**INFORMATION SUPPLIED**
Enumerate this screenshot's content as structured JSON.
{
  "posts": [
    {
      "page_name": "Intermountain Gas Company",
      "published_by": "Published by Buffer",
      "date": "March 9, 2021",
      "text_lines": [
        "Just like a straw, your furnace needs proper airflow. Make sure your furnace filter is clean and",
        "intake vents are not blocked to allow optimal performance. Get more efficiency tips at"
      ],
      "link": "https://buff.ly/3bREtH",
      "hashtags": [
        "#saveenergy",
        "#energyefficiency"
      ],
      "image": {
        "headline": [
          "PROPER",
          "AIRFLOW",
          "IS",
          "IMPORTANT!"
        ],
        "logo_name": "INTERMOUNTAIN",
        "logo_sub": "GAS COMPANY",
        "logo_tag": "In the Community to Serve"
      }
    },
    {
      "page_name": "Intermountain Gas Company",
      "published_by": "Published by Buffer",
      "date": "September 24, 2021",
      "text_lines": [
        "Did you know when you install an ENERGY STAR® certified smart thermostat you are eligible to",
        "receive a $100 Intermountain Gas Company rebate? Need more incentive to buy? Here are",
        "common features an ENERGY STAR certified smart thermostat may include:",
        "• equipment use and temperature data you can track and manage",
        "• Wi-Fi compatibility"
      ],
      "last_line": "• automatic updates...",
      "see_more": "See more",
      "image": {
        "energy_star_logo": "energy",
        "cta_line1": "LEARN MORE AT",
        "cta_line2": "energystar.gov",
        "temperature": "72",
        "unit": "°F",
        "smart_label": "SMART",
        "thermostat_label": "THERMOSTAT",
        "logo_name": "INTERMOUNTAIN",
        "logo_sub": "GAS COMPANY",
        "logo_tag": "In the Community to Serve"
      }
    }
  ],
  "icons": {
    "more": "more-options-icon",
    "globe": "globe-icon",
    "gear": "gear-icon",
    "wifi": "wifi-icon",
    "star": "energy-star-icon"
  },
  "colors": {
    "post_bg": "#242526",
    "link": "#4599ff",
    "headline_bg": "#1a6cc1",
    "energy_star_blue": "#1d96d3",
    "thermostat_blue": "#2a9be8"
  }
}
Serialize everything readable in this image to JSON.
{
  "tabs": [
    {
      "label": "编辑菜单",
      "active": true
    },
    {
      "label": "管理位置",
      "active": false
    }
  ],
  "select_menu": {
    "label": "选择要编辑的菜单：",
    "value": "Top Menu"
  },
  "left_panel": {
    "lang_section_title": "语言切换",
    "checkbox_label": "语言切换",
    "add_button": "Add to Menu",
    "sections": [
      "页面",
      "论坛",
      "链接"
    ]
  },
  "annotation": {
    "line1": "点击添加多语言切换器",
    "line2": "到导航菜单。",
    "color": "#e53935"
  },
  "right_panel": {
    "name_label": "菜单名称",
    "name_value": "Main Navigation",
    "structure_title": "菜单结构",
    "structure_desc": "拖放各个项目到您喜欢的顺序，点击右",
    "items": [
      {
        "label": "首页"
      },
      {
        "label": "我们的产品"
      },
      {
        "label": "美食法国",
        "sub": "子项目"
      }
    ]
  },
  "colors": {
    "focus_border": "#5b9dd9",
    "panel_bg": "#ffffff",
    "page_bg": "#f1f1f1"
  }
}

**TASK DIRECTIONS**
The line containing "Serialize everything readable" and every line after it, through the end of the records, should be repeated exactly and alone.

**ANSWER FOR THE TASK**
Serialize everything readable in this image to JSON.
{
  "tabs": [
    {
      "label": "编辑菜单",
      "active": true
    },
    {
      "label": "管理位置",
      "active": false
    }
  ],
  "select_menu": {
    "label": "选择要编辑的菜单：",
    "value": "Top Menu"
  },
  "left_panel": {
    "lang_section_title": "语言切换",
    "checkbox_label": "语言切换",
    "add_button": "Add to Menu",
    "sections": [
      "页面",
      "论坛",
      "链接"
    ]
  },
  "annotation": {
    "line1": "点击添加多语言切换器",
    "line2": "到导航菜单。",
    "color": "#e53935"
  },
  "right_panel": {
    "name_label": "菜单名称",
    "name_value": "Main Navigation",
    "structure_title": "菜单结构",
    "structure_desc": "拖放各个项目到您喜欢的顺序，点击右",
    "items": [
      {
        "label": "首页"
      },
      {
        "label": "我们的产品"
      },
      {
        "label": "美食法国",
        "sub": "子项目"
      }
    ]
  },
  "colors": {
    "focus_border": "#5b9dd9",
    "panel_bg": "#ffffff",
    "page_bg": "#f1f1f1"
  }
}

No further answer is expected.